[WORK ORDER] The job is to find each line in the entries holding the string "John" and copy that line.

[Dataset rows for apps and sites]
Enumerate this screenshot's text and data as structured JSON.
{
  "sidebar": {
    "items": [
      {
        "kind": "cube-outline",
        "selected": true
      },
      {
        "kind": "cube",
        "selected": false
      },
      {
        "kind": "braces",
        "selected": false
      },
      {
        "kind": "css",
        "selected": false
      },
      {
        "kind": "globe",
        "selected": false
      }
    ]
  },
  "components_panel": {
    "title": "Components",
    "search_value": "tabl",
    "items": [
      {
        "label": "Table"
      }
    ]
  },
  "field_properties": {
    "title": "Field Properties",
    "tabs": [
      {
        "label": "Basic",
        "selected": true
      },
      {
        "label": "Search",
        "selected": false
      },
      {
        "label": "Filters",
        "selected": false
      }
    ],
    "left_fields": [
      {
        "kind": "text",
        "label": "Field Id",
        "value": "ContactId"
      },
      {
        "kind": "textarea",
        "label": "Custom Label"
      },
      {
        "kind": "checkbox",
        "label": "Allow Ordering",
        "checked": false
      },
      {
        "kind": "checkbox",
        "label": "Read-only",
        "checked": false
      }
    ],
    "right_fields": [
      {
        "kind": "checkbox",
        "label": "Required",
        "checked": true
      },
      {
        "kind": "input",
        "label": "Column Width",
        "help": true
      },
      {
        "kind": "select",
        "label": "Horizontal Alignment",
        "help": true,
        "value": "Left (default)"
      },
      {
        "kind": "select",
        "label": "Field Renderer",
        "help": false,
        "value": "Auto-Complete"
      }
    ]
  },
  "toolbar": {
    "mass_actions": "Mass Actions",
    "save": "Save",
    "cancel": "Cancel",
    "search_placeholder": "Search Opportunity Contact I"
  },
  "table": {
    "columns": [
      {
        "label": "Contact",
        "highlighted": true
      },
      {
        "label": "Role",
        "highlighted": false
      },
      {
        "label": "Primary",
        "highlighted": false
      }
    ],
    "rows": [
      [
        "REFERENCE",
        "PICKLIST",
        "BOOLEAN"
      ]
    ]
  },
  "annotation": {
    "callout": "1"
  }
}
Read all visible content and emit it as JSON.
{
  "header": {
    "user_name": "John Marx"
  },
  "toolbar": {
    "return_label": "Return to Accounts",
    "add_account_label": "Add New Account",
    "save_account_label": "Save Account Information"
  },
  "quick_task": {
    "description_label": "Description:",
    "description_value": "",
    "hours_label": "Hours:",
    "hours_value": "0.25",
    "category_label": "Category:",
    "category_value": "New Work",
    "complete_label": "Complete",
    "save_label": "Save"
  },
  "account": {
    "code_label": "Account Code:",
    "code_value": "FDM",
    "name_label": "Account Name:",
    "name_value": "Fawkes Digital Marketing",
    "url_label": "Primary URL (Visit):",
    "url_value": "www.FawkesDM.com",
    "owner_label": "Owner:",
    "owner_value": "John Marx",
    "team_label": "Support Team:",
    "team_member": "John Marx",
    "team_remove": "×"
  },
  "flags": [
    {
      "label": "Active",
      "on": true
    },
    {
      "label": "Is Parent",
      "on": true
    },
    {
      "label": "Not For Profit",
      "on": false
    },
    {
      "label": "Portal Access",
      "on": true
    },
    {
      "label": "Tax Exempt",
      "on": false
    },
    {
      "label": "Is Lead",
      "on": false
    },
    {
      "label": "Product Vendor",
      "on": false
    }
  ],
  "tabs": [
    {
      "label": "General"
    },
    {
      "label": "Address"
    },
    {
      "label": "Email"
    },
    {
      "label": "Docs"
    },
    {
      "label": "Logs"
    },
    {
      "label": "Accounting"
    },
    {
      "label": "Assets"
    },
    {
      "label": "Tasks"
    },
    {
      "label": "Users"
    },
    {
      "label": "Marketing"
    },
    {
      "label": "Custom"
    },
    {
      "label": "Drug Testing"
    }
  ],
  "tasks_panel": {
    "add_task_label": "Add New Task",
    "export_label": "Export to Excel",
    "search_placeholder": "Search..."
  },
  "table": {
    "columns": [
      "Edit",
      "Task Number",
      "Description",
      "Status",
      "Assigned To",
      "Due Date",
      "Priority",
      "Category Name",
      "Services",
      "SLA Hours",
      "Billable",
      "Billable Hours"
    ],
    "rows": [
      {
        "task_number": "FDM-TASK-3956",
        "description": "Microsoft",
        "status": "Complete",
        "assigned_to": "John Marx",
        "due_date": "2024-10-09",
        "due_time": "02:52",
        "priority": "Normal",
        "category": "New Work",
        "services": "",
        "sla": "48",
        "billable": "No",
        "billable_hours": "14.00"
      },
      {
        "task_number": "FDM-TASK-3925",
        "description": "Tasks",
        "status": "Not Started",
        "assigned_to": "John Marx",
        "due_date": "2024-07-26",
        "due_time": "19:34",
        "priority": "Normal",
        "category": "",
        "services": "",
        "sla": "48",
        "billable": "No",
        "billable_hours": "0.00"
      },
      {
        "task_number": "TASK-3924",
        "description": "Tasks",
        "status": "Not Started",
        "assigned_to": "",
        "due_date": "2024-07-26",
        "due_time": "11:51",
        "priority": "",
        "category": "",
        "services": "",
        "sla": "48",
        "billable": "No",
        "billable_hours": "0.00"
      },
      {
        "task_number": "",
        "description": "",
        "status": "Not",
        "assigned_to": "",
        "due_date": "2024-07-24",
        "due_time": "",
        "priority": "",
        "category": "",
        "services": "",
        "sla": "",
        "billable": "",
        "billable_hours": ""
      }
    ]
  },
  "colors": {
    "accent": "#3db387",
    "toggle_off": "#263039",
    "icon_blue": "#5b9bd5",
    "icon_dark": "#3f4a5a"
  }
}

[WRITTEN ANSWER]
    "user_name": "John Marx"
    "owner_value": "John Marx",
    "team_member": "John Marx",
        "assigned_to": "John Marx",
        "assigned_to": "John Marx",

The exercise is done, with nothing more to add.